Honeywell to trim energy usage
Honeywell is partnering with a local company to launch a new energy efficiency platform in Shanghai, putting China among the first batch of countries where the program is being tested.
The Fortune-100 diversified technology and manufacturing company will work with real estate developer Shanghai New Changning Group on 30 commercial buildings in Changning district, it said. The two sides have already signed an MOU to work together.
According to the deal, all of the buildings will have automated-demand-response systems installed. These are designed to conduct real-time monitoring of the smart grid and strike a balance between energy loads and consumption.
They are expected to reduce the total heating, cooling, lighting and computing loads by 15 percent for industrial use and 20 percent for commercial use, the company said.
“The automated-demandresponse system allows the power company to reduce the energy load in the commercial buildings and factories without causing brownouts or blackouts,” said Roger Fradin, vice- chairman of Honeywell.
“There is a balance between the amount of energy being generated and the amount of energy being consumed.”
This is Honeywell’s second project in China after a similar demo project got off the ground earlier in Tianjin.
More than half of China’s 1.4 billion population live in cities. An additional 350 million are expected to bolster the country’s unprecedented urbanization drive by 2030, which will create huge demand for better ways to consume energy, according to a report issued by McKinsey & Co.
As more people purchase air conditioners, flat screen TVs and modern kitchen appliances, energy consumption will rise and the threat of shortages grow.
“It’s not a China-specific issue, but an issue around the world,” said Fradin.
He said energy efficient solutions will help to manage demand for electricity rather than simply ramping up supply.
Such measures can also save costs as there is considerable waste involved in satisfying peak demand due to the amount of energy generated that goes unused. Reducing power usage also makes modern lifestyles more sustainable, the company said.
China now makes up 6 percent, or $2.4 billion, of Honeywell’s global revenue. In 2013, China became its largest market outside of the United States.
Sales revenue in China has jumped 500 percent over the last decade, outpacing the domestic economy’s four-fold growth, Fradin said.

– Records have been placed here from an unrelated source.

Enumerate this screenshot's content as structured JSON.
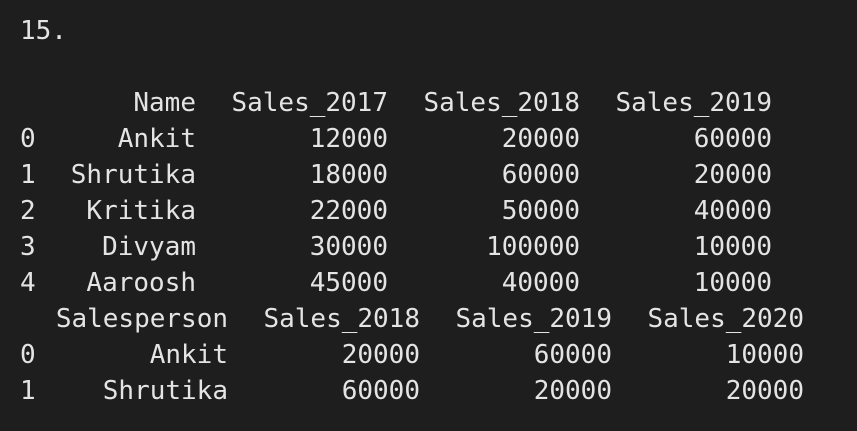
{
  "output": {
    "header_line": "15.",
    "df1": {
      "columns": [
        "",
        "Name",
        "Sales_2017",
        "Sales_2018",
        "Sales_2019"
      ],
      "rows": [
        [
          "0",
          "Ankit",
          "12000",
          "20000",
          "60000"
        ],
        [
          "1",
          "Shrutika",
          "18000",
          "60000",
          "20000"
        ],
        [
          "2",
          "Kritika",
          "22000",
          "50000",
          "40000"
        ],
        [
          "3",
          "Divyam",
          "30000",
          "100000",
          "10000"
        ],
        [
          "4",
          "Aaroosh",
          "45000",
          "40000",
          "10000"
        ]
      ]
    },
    "df2": {
      "columns": [
        "",
        "Salesperson",
        "Sales_2018",
        "Sales_2019",
        "Sales_2020"
      ],
      "rows": [
        [
          "0",
          "Ankit",
          "20000",
          "60000",
          "10000"
        ],
        [
          "1",
          "Shrutika",
          "60000",
          "20000",
          "20000"
        ]
      ]
    }
  }
}
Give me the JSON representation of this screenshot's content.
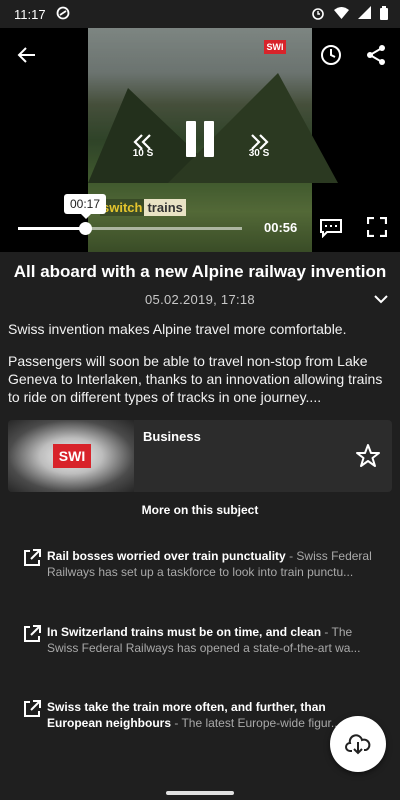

“We are confident of continuing our high-speed growth in China in the coming years,” he added.
More than 50 percent of Honeywell’s products and solutions are linked to clean energy and energy efficiency, which fits well with the Chinese government’s demand to cut carbon dioxide emissions and promote efficient energy usage.
Turbo-charging technology is another example of Honeywell’s energy saving products. This has been proven to reduce vehicles’ fuel consumption by between 20 percent and 40 percent. It can cut emissions by up to 30 percent.
“It allows you to get the performance of a bigger engine on a small engine, with good driving performance but much lower emissions,” said Fradin.
Fradin is a member of the first US presidential mission to expand bilateral cooperation in the realm of clean energy.
Led by Secretary of Commerce Penny Pritzker and Deputy Secretary of Energy Elizabeth Sherwood-Randall, it aims to help US companies launch or increase their business in China in terms of energy efficient technologies, clean air and water technologies, and green buildings.
“We are here in China as part of the Obama administration’s first-ever presidential trade mission,” said Pritzker during a recent forum at the China Executive Leadership Academy in Pudong, Shanghai.
“We brought 24 US firms with us,” she said. “(They) not only represent the gold standard in clean technology, but are also examples of the American spirit of innovation and entrepreneurship.”
“There is a fundamental belief that good environmental practices are not against good economy,” said Fradin.
Such cooperation is a winwin strategy as it will help China cut its emissions and pollution levels while winning more business from US companies, said Song Guoyou, a professor at the Center of American Studies at Shanghai’s Fudan University.
He said such cooperation could add $100 billion to the combined GDP of China and the US in the future.